Senate Republicans plan to huddle behind closed doors Tuesday to discuss the pending appointment and strategy.
McConnell pushed back on Democrats’ claims that he was rushing the process. “The Senate has more than sufficient time to process the nomination,” he said Monday. “There are 43 days until Nov. 3 and 104 days until the end of this Congress.”
In a preview of what’s expected to be a fiercely partisan battle, Senate Judiciary Committee Chairman Lindsey Graham, R-S.C., who leads the panel responsible for confirming nominees, struck a personal tone. He told Democrats on the committee that he would “proceed expeditiously” and that he was “certain if the shoe were on the other foot, you would do the same.”
Republican senators — and voters — have placed an extremely high value on building a conservative court majority. For that reason, Republicans are increasingly confident that if Trump’s selection survives a vetting and a predictably contentious hearing, the nominee would be confirmed.
”I cannot imagine a scenario where even the most stubborn Trump critics in the Senate on the right would vote against a conservative nominee for the Supreme Court if their qualifications and hearing check out,” said Rory Cooper, a Republican strategist and managing director at Purple Strategies, a political consultancy in Washington. “Whether you support Trump or don’t support him, once he makes the nomination, it really has nothing to do with him.”
Republicans speculated that candidates who have recently gone through a confirmation process for a lower court position — such as Barrett or Lagoa — would move more quickly because they were vetted, albeit to a lower threshold, for their current positions.
”If it’s somebody who’s just been confirmed with a circuit court ... I think it could be done more expeditiously but remains to be seen,” said Sen. John Cornyn, R-Texas.
Some Republicans argue that they are in a no-win situation, pointing to progressive Democratic warnings about packing the courts if they win the election.

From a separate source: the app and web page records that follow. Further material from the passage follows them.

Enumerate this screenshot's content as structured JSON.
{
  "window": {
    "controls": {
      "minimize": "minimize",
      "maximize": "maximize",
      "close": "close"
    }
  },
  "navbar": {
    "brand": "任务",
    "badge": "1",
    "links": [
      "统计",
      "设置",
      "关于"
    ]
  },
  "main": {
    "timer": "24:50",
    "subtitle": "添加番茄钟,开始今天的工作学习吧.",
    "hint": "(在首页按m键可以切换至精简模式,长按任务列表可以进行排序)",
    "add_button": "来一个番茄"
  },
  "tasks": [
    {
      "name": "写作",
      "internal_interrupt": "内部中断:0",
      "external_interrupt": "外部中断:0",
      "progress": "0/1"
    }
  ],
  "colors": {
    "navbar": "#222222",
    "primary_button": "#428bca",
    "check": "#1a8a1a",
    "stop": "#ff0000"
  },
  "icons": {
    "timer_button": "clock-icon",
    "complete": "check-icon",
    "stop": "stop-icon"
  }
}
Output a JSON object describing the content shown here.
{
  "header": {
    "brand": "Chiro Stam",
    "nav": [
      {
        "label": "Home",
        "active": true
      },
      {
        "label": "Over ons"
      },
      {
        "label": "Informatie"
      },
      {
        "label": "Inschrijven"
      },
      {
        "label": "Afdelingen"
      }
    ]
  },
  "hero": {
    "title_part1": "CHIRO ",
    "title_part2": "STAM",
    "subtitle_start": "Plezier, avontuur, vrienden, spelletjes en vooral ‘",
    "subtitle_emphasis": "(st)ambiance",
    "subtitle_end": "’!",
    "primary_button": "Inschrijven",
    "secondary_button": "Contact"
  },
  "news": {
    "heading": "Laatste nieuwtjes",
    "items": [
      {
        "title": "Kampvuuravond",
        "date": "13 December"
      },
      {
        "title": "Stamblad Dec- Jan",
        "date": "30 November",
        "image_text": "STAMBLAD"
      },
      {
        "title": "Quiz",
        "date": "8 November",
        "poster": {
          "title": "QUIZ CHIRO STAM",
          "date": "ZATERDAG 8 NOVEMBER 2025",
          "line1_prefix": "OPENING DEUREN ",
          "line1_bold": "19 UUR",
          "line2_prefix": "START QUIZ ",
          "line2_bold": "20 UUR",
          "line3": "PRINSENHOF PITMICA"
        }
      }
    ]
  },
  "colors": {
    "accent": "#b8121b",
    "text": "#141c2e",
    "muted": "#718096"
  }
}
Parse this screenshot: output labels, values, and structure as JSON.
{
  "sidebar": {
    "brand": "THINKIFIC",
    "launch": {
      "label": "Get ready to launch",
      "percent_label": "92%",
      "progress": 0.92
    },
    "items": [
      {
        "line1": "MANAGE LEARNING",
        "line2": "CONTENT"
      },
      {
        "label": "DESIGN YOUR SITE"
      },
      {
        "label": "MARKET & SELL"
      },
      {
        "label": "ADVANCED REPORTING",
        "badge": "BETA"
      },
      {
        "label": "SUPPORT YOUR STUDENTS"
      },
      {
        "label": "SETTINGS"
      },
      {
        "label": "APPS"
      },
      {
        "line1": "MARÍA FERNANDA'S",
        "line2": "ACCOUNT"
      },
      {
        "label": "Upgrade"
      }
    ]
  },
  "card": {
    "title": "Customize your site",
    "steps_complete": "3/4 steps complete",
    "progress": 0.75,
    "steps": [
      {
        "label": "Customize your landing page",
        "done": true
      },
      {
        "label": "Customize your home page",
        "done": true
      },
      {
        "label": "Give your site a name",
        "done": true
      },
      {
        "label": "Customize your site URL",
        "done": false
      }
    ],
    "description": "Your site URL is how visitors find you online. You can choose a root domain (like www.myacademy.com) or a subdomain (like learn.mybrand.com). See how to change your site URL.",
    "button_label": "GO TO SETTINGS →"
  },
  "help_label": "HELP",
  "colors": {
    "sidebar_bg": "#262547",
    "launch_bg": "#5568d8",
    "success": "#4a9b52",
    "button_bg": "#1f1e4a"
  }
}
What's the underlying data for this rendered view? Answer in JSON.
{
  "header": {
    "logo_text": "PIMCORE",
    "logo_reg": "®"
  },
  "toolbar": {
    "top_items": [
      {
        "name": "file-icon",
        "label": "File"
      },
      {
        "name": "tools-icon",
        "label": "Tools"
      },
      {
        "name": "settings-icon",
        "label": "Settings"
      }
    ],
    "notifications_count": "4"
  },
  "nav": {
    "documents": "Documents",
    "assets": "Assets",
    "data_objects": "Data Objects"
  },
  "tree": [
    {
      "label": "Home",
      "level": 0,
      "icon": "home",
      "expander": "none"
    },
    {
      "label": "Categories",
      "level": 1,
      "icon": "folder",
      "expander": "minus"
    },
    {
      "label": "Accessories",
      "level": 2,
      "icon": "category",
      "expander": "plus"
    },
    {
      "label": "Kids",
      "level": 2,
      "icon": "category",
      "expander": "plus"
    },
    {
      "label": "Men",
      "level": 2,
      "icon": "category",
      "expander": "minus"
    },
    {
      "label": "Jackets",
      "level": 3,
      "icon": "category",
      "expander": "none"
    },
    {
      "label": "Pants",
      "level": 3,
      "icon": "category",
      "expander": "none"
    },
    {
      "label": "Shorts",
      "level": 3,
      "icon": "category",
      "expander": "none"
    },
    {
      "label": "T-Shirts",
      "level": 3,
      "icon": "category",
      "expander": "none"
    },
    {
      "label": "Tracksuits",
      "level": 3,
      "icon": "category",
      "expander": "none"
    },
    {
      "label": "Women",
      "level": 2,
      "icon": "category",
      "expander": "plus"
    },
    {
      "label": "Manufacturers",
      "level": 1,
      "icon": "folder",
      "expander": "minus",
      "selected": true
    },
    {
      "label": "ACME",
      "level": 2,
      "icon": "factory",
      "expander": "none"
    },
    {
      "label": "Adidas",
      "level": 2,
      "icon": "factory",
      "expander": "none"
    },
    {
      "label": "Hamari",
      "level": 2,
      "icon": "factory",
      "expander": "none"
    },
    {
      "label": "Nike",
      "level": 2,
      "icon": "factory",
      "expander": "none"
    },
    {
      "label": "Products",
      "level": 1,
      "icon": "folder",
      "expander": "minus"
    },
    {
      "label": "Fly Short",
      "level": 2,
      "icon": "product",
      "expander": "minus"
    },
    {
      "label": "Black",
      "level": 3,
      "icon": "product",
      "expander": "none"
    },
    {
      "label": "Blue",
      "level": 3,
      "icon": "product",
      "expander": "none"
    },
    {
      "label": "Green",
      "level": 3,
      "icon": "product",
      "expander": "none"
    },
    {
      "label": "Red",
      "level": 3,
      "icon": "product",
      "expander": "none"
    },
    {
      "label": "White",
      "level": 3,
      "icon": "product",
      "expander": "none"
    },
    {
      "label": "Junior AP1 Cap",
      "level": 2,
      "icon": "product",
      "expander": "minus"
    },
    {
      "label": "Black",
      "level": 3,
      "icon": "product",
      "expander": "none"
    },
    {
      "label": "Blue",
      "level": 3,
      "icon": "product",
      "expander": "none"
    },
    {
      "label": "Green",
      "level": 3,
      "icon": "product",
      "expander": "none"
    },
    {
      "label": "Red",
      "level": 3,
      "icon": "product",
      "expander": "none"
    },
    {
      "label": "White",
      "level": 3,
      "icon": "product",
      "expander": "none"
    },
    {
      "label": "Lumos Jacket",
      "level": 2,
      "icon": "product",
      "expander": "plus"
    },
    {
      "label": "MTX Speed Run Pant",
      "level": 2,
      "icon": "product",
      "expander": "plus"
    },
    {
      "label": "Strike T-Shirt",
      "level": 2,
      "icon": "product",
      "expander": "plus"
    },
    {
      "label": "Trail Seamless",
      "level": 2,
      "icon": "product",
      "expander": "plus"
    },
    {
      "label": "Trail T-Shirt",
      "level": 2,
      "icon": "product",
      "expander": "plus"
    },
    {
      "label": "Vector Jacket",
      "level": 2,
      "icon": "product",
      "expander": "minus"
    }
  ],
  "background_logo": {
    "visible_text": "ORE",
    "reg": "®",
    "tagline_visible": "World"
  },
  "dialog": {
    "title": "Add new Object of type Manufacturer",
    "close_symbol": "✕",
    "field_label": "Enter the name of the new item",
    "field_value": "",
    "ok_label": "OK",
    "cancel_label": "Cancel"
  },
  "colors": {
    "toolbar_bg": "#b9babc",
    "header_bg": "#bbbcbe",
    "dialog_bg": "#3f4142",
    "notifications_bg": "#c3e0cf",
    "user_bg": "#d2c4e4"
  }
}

”If the Democrats are in charge, they will pack the courts and the Senate,” said Sen. Kevin Cramer, R-N.D. “The Republic and its institutions are now at stake, and I did not run for the Senate and put my family through a grueling campaign just to shrink from a moment like this.”